Task instructions
Go line by line through the listing below and copy those that hold "screenshot".

++++

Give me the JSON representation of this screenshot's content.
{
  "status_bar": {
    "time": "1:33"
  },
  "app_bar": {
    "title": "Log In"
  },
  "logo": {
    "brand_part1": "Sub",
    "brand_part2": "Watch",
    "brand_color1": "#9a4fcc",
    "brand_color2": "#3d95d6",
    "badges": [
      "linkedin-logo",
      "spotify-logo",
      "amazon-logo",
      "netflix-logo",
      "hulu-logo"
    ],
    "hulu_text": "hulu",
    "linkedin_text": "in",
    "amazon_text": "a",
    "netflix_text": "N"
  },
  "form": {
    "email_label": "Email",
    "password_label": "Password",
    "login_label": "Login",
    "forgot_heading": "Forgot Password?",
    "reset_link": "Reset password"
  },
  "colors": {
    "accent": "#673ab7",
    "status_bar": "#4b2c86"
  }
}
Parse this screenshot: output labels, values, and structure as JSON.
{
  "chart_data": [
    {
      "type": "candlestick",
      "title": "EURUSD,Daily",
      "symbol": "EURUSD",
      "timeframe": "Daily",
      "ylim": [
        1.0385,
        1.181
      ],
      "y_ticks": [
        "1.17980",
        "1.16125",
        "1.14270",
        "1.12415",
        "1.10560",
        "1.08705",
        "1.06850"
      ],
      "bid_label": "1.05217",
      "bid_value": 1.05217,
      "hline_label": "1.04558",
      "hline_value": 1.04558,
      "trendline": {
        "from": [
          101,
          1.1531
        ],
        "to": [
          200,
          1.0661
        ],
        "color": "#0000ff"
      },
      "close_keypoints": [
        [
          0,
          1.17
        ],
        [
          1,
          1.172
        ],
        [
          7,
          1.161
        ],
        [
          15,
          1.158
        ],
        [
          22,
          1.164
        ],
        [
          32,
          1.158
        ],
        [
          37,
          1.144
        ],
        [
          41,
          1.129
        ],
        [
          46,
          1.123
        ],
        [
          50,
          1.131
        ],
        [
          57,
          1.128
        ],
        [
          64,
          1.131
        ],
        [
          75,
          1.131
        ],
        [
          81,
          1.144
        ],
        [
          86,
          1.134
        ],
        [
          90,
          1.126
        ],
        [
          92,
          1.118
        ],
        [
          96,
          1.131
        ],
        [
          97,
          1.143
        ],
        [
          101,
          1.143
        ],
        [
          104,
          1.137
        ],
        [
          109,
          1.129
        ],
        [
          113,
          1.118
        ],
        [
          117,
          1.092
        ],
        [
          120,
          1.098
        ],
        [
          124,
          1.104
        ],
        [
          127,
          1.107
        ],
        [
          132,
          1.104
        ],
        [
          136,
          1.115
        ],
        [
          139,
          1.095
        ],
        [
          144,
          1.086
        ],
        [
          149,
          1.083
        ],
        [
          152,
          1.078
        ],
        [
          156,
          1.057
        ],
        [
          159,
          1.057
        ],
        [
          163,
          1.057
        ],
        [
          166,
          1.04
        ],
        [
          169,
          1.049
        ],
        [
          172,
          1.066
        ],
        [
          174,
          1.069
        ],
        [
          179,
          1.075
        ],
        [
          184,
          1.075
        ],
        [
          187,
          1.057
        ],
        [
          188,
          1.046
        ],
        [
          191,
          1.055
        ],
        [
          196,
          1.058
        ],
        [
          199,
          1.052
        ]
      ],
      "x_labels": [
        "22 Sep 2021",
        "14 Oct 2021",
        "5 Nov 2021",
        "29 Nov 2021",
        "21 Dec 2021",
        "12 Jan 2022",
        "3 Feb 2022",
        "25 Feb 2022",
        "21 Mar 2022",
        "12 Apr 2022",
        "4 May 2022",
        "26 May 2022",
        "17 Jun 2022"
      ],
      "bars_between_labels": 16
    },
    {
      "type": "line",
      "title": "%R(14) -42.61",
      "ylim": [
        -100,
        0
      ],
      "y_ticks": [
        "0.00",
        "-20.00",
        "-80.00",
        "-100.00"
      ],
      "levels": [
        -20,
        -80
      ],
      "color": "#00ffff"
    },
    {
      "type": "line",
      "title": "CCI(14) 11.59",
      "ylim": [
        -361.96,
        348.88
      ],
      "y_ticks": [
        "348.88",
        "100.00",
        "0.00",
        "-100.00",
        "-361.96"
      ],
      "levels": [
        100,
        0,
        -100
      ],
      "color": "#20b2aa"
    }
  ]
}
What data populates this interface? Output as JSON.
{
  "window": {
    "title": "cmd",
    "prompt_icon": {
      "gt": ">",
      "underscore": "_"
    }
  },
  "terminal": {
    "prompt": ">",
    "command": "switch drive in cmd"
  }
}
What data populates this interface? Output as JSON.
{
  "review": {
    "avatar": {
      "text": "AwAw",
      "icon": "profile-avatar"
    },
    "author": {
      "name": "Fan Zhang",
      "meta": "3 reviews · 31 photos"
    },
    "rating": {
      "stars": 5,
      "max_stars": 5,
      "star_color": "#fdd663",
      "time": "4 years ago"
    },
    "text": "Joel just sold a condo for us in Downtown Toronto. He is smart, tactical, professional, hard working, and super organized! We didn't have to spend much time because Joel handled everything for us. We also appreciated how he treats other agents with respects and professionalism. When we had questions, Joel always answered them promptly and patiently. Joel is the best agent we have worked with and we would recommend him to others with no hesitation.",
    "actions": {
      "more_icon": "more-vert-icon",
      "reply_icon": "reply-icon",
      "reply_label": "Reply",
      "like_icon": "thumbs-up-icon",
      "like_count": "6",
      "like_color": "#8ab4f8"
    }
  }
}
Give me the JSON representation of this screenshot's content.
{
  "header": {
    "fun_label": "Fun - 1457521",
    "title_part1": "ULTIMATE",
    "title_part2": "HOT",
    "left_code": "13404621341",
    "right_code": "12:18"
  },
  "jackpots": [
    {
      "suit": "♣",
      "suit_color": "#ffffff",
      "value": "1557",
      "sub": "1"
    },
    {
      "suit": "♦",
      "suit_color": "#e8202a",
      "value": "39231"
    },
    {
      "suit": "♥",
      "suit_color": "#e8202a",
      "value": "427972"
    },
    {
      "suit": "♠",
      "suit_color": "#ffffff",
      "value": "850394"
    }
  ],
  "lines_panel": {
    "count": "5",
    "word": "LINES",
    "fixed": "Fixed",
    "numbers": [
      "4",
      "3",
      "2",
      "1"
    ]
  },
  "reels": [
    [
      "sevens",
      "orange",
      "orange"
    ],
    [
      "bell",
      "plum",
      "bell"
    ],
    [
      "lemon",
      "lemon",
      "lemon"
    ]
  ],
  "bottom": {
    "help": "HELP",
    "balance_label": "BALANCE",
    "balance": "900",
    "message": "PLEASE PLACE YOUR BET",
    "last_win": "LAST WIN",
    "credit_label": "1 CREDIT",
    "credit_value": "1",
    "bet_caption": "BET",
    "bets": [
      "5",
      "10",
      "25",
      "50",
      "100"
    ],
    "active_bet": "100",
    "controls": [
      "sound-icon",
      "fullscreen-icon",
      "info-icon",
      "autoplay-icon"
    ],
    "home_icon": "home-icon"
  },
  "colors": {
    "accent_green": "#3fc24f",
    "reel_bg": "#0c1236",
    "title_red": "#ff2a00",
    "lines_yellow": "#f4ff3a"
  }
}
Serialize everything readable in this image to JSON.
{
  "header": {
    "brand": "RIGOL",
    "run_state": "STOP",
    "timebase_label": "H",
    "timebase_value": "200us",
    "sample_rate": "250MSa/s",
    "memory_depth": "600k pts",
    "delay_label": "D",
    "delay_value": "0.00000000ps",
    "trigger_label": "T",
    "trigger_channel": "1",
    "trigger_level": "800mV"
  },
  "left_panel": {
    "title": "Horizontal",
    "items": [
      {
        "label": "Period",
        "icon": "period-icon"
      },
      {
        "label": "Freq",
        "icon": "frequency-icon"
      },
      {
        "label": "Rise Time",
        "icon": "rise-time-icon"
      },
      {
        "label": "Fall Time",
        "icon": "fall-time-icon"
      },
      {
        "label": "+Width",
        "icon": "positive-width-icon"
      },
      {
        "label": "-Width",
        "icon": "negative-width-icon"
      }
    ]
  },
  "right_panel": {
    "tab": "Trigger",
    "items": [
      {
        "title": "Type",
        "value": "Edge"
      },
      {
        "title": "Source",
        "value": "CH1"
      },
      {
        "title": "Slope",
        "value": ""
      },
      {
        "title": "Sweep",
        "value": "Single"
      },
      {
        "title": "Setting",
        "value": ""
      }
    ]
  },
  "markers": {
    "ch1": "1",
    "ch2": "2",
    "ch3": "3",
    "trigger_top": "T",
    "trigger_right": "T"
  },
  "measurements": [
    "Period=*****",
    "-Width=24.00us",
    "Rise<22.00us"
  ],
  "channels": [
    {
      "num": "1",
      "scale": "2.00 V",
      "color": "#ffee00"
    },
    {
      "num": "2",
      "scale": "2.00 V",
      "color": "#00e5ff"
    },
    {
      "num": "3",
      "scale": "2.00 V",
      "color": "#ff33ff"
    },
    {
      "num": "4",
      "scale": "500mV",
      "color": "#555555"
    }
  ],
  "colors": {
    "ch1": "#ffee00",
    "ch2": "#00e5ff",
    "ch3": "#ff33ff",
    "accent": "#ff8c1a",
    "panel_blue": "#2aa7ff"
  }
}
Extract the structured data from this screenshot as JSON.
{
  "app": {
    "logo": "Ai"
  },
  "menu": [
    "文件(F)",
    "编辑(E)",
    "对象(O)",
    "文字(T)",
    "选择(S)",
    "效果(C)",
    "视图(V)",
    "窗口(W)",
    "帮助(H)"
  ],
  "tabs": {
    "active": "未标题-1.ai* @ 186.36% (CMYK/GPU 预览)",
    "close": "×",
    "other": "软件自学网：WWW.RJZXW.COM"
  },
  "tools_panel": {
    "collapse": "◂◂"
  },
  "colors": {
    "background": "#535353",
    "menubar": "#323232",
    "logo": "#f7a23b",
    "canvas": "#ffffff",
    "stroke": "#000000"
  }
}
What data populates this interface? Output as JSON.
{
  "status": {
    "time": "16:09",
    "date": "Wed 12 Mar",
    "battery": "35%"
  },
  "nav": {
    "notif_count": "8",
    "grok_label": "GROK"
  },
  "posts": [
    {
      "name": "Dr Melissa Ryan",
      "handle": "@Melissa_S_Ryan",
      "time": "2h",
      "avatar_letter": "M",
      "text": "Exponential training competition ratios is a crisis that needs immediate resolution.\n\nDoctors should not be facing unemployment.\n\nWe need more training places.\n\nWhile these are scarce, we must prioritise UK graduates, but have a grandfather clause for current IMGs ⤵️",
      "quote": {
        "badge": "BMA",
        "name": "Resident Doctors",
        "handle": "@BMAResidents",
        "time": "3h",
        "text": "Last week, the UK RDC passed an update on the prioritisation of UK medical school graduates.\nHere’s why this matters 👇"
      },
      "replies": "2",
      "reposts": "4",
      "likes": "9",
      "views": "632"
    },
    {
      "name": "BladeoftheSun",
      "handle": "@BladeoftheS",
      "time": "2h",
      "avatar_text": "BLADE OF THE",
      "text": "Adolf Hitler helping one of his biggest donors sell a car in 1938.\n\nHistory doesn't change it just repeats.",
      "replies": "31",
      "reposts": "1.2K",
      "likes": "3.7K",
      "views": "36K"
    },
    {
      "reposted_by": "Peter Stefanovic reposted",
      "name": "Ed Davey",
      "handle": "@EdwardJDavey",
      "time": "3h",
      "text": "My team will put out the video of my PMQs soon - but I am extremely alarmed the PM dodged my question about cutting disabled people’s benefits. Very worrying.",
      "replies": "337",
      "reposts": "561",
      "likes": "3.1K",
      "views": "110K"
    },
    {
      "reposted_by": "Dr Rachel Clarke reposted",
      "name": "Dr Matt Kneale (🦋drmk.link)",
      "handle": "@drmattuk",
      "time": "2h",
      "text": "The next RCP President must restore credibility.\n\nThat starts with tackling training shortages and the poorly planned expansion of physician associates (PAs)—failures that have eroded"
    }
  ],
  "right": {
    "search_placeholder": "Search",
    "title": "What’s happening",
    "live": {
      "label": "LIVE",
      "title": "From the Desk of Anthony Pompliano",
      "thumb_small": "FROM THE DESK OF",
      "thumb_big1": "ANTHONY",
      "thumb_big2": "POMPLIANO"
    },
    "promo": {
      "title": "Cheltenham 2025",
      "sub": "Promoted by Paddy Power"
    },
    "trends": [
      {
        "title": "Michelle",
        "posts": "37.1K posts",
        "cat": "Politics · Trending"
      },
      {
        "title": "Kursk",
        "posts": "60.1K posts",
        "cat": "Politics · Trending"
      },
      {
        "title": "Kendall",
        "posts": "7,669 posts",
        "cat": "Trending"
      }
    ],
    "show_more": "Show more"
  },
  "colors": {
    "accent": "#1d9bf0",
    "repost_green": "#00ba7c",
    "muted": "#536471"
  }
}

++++

Response to this exercise
Give me the JSON representation of this screenshot's content.
Parse this screenshot: output labels, values, and structure as JSON.
Give me the JSON representation of this screenshot's content.
Extract the structured data from this screenshot as JSON.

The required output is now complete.